**What the exercise asks:** Produce a verbatim copy of the following records, leaving out all pictures.

─── Provided data

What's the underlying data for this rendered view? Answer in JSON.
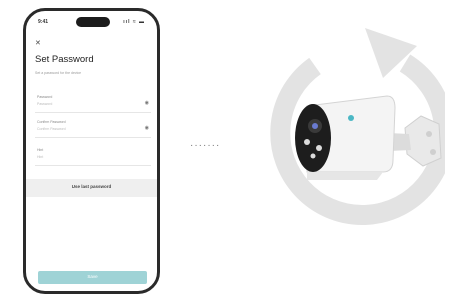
{
  "phone": {
    "status_time": "9:41",
    "status_icons": "ııl ≈ ▬",
    "close_icon": "close-icon",
    "title": "Set Password",
    "description": "Set a password for the device",
    "fields": [
      {
        "label": "Password",
        "placeholder": "Password",
        "icon": "eye-icon"
      },
      {
        "label": "Confirm Password",
        "placeholder": "Confirm Password",
        "icon": "eye-icon"
      },
      {
        "label": "Hint",
        "placeholder": "Hint",
        "icon": ""
      }
    ],
    "use_last_password": "Use last password",
    "save": "Save"
  },
  "connector": "·······",
  "graphics": {
    "refresh_icon": "refresh-icon",
    "camera_icon": "bullet-camera-icon",
    "accent": "#9fd3d6",
    "ring_color": "#e3e3e3"
  }
}
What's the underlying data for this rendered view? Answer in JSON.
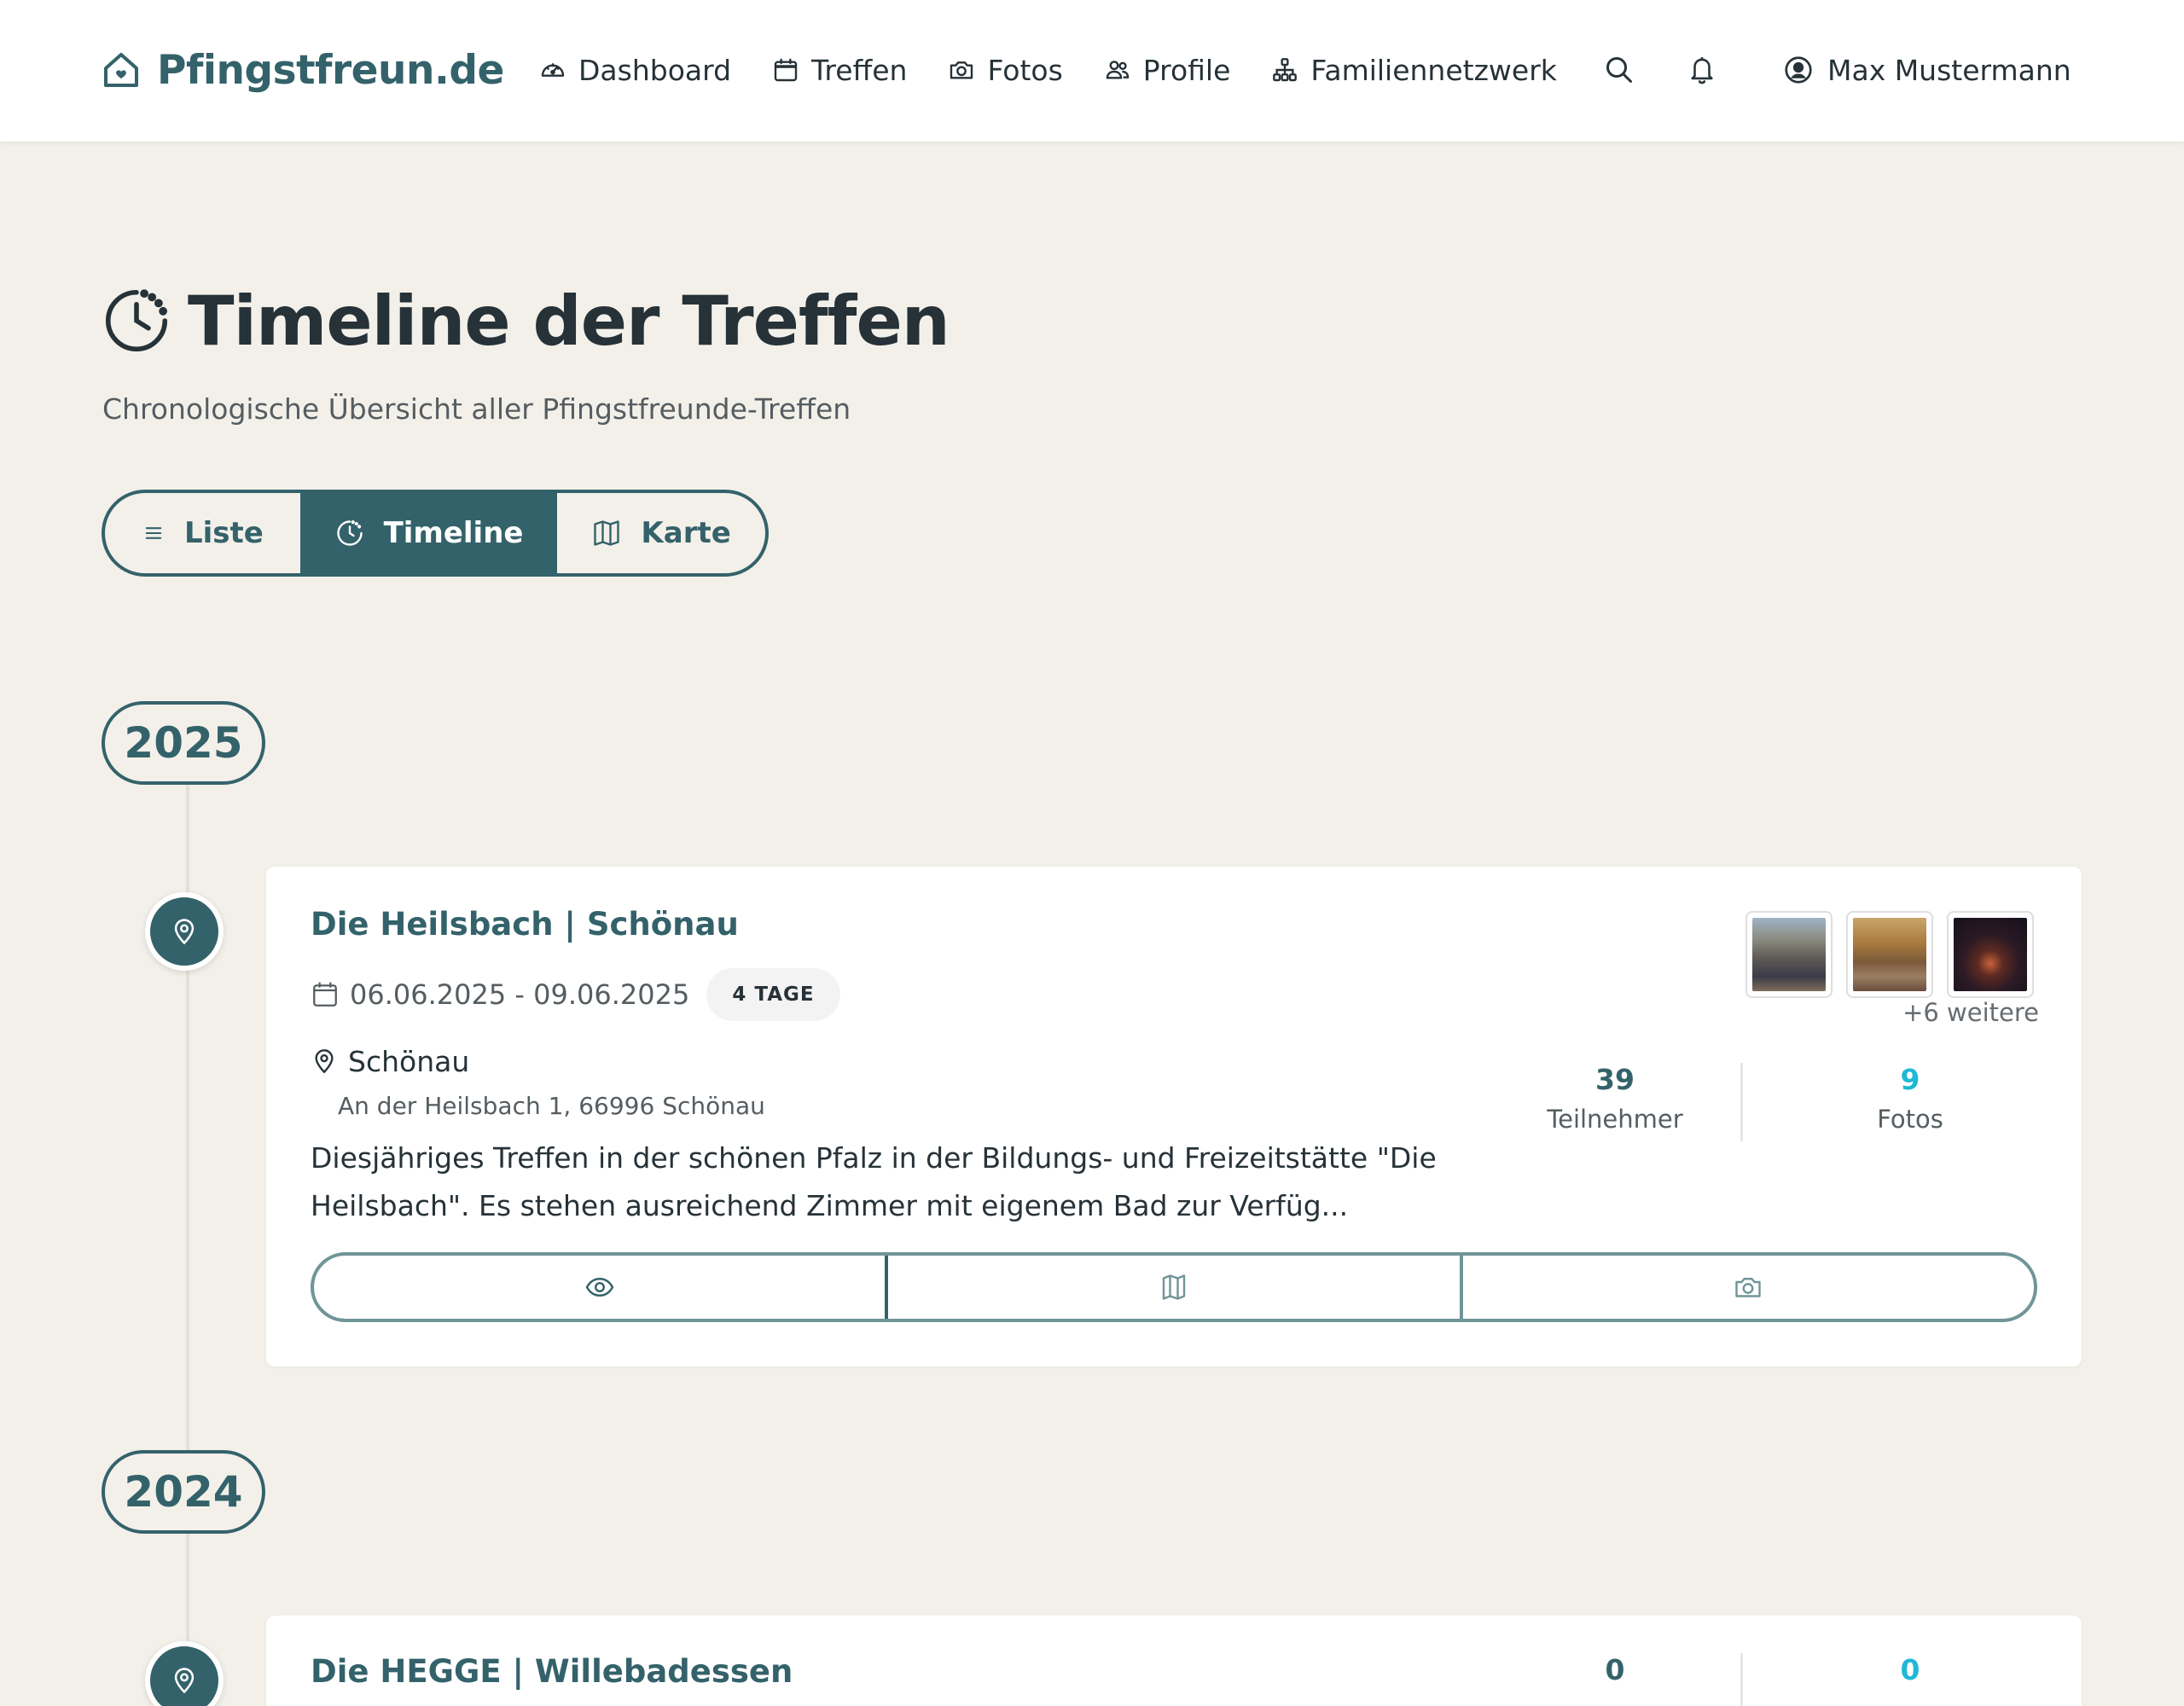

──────

**Task result:**
What's the underlying data for this rendered view? Answer in JSON.
{
  "phone": {
    "status_time": "9:41",
    "status_icons": "ııl ≈ ▬",
    "close_icon": "close-icon",
    "title": "Set Password",
    "description": "Set a password for the device",
    "fields": [
      {
        "label": "Password",
        "placeholder": "Password",
        "icon": "eye-icon"
      },
      {
        "label": "Confirm Password",
        "placeholder": "Confirm Password",
        "icon": "eye-icon"
      },
      {
        "label": "Hint",
        "placeholder": "Hint",
        "icon": ""
      }
    ],
    "use_last_password": "Use last password",
    "save": "Save"
  },
  "connector": "·······",
  "graphics": {
    "refresh_icon": "refresh-icon",
    "camera_icon": "bullet-camera-icon",
    "accent": "#9fd3d6",
    "ring_color": "#e3e3e3"
  }
}
What's the underlying data for this rendered view? Answer in JSON.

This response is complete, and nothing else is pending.